Most of Holland Landing's internal economy is based on the service industry, and some manufacturing. The village has three primary schools, Holland Landing Public School (YRDSB), Park Avenue Public School (YRDSB) and Good Shepherd Catholic School (YCDSB).
In 1793, Governor John Graves Simcoe discovered what would be the future site of Holland Landing, originally known as St. Albans, and believed this area would make an ideal shipping and defense point between York (now Toronto) and Georgian Bay. Holland Landing was named after Samuel Holland, first Surveyor General of British North America, who had served on the HMS Pembroke, under Captain John Simcoe, for whom Lake Simcoe is named.
Holland Landing was the northernmost point on the original alignment of Yonge Street. North of the town the Holland River is easily navigable, and the location was selected as a well sited inland port for Lake Simcoe, via the river. It was intended that Yonge Street, in combination with the similar Penetanguishene Road further north, would provide access to the upper Great Lakes from the city of York (now Toronto). Holland Landing, then known as St. Albans, would be a major point on this route.
However it never served this intended role in any real capacity.

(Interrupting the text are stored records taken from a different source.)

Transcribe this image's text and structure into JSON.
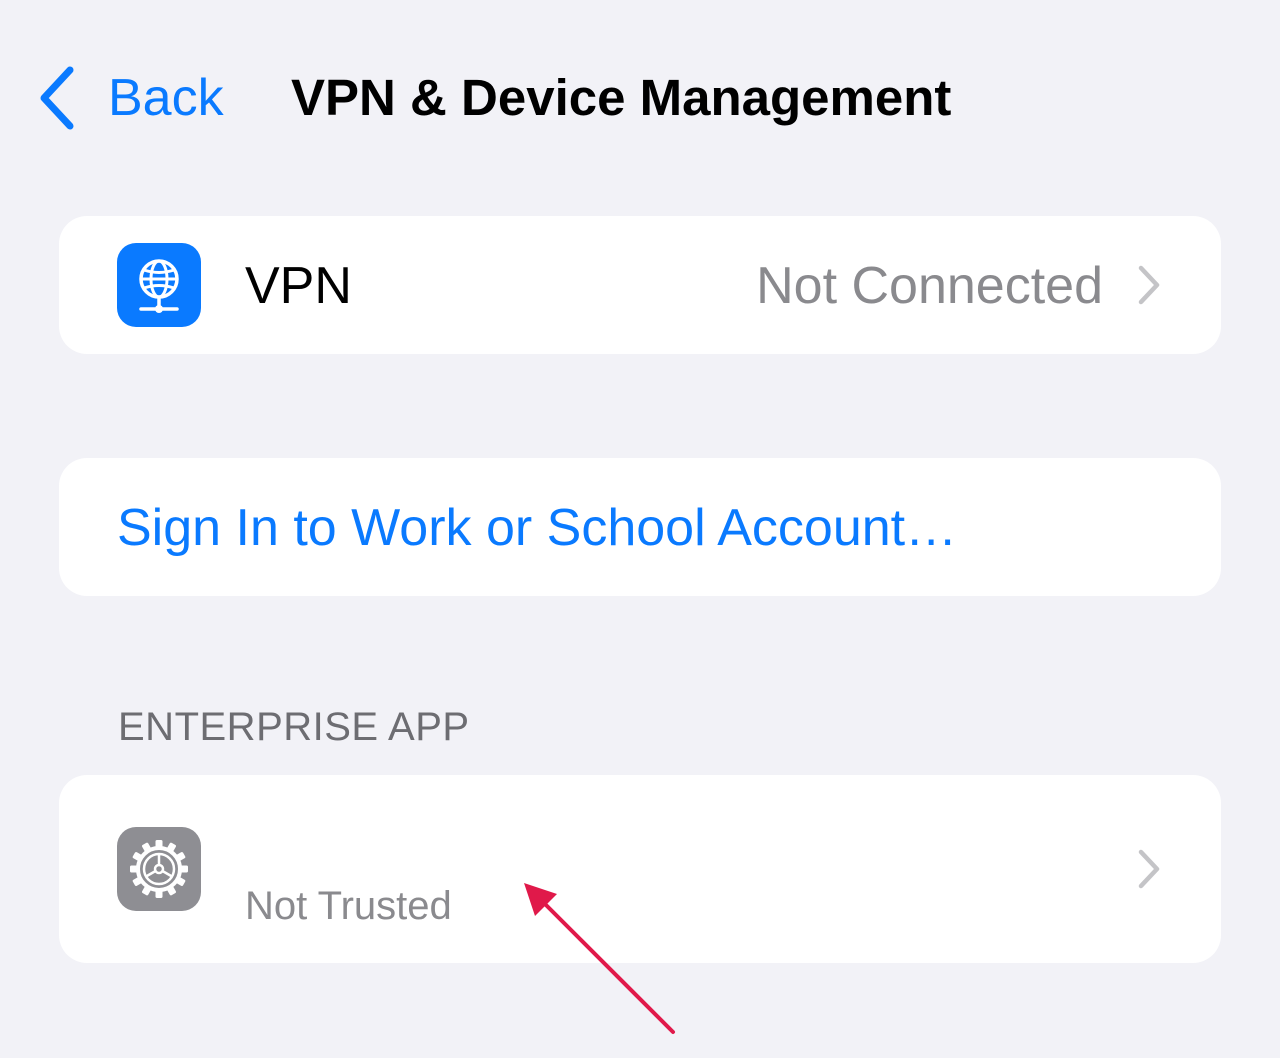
{
  "nav": {
    "back_label": "Back",
    "title": "VPN & Device Management"
  },
  "vpn_row": {
    "icon": "globe-network-icon",
    "label": "VPN",
    "status": "Not Connected"
  },
  "sign_in": {
    "label": "Sign In to Work or School Account…"
  },
  "enterprise_section": {
    "header": "ENTERPRISE APP",
    "app": {
      "icon": "settings-gear-icon",
      "status": "Not Trusted"
    }
  },
  "colors": {
    "background": "#F2F2F7",
    "accent": "#0A7AFF",
    "annotation_arrow": "#E0194A"
  }
}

The closest it came was during the War of 1812, when the British decided to re-take the entire lake system through the construction of a number of first-rate ships in Kingston and Penetanguishene. A large anchor, over fifteen long and weighing approximately 4000 lbs, for the frigate under construction at Penetanguishene was shipped from England and made it as far as Holland Landing when the war ended. Today it serves as the gate guard at Anchor Park.
The population estimate is based on the census population of East Gwillimbury, and the town's data which indicates 41% of its residents are in Holland Landing